Some teens who want to help are grocery shopping for at-risk seniors and others who are advised to stay home to avoid the coronavirus.
"During this pandemic, I have been working with a program called Zoomers to Boomers where Generation Z teens like me deliver groceries to seniors and the immuno-compromised for free," explained Eumin Lee, who just completed his junior year at Foothill High School.
The endeavor was begun mid-March by Danny Greenberg, a 17-year-old in Santa Barbara who had the idea to set up a service for members of Gen Z (born 1995-2015) to grocery shop for the at-risk baby boomers (born 1944-64). Greenberg quickly put up a website, temporarily tagged the effort Zoomers to Boomers, and posted it to Nextdoor to reach his neighbors.
After a story appeared in the Santa Barbara News-Press, the enterprise took off, and Greenberg recruited friends to assist with the rapidly increasing deliveries and to update and maintain the website. And he found that customers liked his off-the-cuff name.
The word about Zoomers to Boomers continued to spread via coverage on "Good Morning America," ABC, Forbes and Vox among other news outlets as well as on social media. When Lee heard about it in Pleasanton, he went to the website to learn more.
"I found a branch in Dublin and contacted the leader, Liam Day," Lee said.
After filling in the volunteer forms, stating that he was following social distancing and had not traveled, Lee was ready to shop.
"I don't shop that often, and it was hard to find all the items," he recalled with a laugh. "My mom does all the shopping."
Lee suggested that boomers keep this in mind when filling out their shopping lists.
"Be as specific as you can because I want to get the color of the bell pepper right," Lee said. "The first time it was kind of confusing because there were a lot of varieties but it was a good experience for me to learn."
Lee said the seniors are grateful for the service.
"They are not that picky as long as they get their groceries," he said.
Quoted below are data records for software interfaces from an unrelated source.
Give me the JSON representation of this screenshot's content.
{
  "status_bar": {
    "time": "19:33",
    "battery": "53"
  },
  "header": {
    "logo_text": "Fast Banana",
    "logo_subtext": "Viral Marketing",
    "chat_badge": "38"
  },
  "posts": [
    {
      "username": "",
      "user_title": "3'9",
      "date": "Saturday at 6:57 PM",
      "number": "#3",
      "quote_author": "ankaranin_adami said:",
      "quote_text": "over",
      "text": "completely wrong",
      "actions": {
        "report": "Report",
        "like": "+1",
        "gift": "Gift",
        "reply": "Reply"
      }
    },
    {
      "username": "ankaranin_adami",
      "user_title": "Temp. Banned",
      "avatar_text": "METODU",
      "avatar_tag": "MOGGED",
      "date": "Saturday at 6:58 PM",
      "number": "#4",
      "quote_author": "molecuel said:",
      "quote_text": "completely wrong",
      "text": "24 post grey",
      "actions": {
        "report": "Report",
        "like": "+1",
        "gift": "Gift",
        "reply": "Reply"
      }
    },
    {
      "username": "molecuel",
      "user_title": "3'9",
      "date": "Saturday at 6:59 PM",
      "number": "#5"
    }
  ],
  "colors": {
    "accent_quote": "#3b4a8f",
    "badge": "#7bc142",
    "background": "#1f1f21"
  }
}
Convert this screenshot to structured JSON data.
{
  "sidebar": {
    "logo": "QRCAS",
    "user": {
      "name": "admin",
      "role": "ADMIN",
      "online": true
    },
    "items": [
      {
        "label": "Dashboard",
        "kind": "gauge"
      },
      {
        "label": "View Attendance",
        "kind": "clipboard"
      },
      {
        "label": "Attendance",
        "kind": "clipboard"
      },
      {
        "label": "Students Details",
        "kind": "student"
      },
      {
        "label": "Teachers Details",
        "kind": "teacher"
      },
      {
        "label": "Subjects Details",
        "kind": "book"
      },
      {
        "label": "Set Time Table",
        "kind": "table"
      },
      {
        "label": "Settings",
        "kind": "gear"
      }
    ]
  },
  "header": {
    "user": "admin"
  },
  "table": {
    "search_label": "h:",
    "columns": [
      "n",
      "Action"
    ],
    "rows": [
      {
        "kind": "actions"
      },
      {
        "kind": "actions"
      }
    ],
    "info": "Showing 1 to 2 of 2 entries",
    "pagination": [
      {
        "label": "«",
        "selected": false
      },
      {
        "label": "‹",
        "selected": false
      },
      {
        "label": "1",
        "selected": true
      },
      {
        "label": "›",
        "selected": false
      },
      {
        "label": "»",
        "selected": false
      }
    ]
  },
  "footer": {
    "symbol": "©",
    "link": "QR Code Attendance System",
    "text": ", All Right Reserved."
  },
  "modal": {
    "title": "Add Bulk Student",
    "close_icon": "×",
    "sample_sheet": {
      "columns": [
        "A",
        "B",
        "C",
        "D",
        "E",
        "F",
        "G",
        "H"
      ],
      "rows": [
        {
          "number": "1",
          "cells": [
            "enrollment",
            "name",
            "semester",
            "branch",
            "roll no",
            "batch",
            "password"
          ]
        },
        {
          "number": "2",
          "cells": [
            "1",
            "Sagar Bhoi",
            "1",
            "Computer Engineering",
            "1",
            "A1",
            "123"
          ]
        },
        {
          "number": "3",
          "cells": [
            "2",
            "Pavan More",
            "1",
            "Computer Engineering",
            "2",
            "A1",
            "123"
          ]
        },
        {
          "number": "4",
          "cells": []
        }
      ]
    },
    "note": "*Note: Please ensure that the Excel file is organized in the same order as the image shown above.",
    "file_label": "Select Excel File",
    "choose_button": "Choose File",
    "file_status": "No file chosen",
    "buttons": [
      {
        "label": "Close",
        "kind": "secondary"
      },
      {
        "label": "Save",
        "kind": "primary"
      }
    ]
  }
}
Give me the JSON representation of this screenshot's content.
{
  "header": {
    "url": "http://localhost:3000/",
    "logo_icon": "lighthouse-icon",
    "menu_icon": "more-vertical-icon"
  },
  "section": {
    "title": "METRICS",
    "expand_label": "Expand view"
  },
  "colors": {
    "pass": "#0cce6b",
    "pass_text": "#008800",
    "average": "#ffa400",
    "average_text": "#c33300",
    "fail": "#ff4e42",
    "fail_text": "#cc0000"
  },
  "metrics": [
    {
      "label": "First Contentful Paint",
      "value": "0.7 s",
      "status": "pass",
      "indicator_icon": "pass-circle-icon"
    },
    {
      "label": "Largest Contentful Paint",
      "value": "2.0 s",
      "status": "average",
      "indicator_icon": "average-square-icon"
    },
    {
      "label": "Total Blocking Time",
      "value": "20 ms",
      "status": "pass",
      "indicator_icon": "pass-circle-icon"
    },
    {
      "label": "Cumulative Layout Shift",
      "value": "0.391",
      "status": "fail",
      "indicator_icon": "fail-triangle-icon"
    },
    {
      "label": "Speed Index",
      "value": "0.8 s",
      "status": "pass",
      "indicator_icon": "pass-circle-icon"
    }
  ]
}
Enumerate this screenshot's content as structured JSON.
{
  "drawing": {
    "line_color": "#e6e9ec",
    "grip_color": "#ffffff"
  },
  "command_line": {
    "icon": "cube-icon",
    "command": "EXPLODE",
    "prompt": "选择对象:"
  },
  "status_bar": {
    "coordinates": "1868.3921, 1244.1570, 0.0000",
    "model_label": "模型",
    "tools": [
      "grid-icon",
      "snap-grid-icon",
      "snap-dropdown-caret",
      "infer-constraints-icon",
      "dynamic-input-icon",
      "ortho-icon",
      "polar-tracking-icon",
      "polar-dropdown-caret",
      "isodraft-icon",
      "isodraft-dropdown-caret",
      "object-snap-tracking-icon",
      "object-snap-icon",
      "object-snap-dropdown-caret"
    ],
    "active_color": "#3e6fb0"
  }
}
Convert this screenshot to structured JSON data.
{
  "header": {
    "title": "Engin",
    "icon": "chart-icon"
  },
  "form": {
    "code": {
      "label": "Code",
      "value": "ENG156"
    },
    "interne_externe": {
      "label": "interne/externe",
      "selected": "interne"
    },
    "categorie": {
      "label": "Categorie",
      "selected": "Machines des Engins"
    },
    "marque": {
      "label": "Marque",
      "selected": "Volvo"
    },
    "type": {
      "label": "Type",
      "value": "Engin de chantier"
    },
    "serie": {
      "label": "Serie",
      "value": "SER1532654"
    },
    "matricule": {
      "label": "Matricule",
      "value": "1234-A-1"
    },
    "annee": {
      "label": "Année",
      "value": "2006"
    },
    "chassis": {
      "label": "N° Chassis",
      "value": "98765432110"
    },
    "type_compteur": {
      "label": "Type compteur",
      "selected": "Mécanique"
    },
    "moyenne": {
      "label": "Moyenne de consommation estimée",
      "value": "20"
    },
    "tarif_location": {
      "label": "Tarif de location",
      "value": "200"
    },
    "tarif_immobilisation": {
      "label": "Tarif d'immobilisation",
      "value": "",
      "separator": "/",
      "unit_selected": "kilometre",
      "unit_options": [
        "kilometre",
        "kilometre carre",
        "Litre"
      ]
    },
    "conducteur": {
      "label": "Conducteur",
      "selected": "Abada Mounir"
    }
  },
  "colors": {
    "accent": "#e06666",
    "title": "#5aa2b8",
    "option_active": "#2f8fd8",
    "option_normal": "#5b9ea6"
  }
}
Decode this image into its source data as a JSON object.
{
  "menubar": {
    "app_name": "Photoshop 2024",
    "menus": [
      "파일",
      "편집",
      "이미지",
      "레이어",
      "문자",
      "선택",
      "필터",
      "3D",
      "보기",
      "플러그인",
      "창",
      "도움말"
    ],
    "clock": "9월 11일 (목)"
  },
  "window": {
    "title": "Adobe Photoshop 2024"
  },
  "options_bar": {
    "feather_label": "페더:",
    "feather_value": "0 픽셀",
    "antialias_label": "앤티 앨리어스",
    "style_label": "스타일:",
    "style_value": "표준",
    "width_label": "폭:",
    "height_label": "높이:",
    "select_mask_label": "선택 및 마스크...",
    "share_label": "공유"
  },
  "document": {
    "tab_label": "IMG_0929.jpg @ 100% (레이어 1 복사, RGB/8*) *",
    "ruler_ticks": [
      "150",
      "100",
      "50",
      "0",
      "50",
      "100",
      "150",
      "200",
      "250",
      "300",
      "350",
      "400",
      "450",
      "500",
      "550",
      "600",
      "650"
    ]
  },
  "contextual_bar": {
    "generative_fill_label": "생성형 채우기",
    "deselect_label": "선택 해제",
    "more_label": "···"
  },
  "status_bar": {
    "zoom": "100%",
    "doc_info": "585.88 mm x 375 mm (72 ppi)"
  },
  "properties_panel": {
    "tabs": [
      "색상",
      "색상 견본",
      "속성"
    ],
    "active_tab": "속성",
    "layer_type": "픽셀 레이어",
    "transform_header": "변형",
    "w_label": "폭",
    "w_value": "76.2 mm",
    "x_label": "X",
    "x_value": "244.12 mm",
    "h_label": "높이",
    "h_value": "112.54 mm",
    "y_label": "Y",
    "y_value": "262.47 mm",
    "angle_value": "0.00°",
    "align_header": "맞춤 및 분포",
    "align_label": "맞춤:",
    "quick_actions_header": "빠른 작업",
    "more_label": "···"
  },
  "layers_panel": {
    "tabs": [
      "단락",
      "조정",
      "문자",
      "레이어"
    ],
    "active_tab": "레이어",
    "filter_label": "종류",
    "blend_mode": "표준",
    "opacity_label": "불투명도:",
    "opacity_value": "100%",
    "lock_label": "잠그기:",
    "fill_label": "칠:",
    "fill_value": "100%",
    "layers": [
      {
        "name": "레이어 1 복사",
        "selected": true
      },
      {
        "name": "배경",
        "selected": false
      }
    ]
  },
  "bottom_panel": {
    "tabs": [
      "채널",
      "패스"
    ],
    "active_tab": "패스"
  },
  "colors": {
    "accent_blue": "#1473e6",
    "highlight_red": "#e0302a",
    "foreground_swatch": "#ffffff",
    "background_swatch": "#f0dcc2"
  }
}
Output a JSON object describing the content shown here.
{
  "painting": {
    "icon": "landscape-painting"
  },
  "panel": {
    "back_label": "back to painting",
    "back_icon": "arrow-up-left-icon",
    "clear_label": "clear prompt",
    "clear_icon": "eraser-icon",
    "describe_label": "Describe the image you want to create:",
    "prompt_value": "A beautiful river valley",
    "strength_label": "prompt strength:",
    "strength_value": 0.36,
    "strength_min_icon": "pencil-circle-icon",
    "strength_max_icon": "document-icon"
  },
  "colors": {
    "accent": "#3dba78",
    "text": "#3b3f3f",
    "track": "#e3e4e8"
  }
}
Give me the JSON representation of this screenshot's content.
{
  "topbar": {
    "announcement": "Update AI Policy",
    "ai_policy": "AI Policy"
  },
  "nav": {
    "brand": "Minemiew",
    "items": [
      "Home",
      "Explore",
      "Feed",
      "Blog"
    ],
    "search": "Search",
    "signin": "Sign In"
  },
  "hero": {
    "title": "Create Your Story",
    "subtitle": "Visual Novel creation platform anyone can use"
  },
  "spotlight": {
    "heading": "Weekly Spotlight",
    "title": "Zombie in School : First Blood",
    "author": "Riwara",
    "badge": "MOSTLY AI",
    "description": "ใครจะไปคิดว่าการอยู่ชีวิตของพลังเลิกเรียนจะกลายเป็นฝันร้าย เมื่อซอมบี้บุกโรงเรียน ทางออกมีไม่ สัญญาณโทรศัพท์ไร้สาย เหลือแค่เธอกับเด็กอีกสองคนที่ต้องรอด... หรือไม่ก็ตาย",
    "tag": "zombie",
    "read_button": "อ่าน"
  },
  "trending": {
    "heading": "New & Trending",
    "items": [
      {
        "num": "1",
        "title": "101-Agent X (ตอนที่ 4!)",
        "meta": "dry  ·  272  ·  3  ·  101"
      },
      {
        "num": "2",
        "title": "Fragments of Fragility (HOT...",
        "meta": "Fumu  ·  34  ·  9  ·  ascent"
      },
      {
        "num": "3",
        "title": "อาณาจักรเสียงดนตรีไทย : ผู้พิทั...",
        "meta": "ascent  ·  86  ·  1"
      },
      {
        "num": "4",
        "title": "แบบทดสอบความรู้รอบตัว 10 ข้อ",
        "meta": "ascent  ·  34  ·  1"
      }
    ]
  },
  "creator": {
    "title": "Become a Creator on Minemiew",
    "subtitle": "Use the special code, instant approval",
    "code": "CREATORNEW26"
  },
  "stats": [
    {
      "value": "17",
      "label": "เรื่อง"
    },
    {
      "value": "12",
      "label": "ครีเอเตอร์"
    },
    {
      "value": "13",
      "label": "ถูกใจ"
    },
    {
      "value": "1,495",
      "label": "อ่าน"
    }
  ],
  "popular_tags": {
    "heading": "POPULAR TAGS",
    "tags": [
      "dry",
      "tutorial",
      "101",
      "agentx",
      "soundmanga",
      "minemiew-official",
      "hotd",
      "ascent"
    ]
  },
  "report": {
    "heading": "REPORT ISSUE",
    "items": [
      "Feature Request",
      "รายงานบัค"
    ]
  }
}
Feedback on the website, using only first names, shows their appreciation.
"Just knowing that you are there is deeply assuring, and frankly spiritually meaningful in a time of stunning losses," said Christopher.
Janet and David commented, "We just had a fabulous meal with the groceries that were delivered. Everything was perfect and you have no idea how much we appreciated this. Thank you again."
Now Lee serves as head marketer for Zoomers to Boomers Dublin and shops less frequently. He said they are looking for additional seniors to use their service as more teens are volunteering to help, and they have contacted senior centers and local governments to find how to reach more clients.
To use the service, go to www.zoomerstoboomers.com/Dublin and fill out the form to order up to 12 items at one time from a grocery store of choice.
Orders may be placed once a week and are filled within 24 hours, from Monday through Saturday. Once the shopping is completed, the zoomer calls the boomer with the exact total and the estimated time of arrival.
The zoomer pays for the groceries, then is reimbursed by the boomer at the time of delivery by check, cash or Venmo. There is no delivery fee, and any tips are donated to other organizations that help those in need.
"Seniors often give tips, but they are not encouraged," Lee said.
The website shows an extensive list of instructions to be followed by delivery volunteers to keep everything sanitary, from proper use of masks and gloves to wiping down everything touched, to minimizing transfer of items. Checks and cash received are kept in a paper bag for three days until safe to be touched by ungloved hands.
Zoomers to Boomers is now in 31 cities nationwide as well as in Hyderabad, India, with teens who want to shop for those at risk.
"Right now we have more volunteers than orders so we want to spread the word," Lee said. "Also as we are starting to reopen, we feel the risk is going to be great for seniors and the immuno-compromised."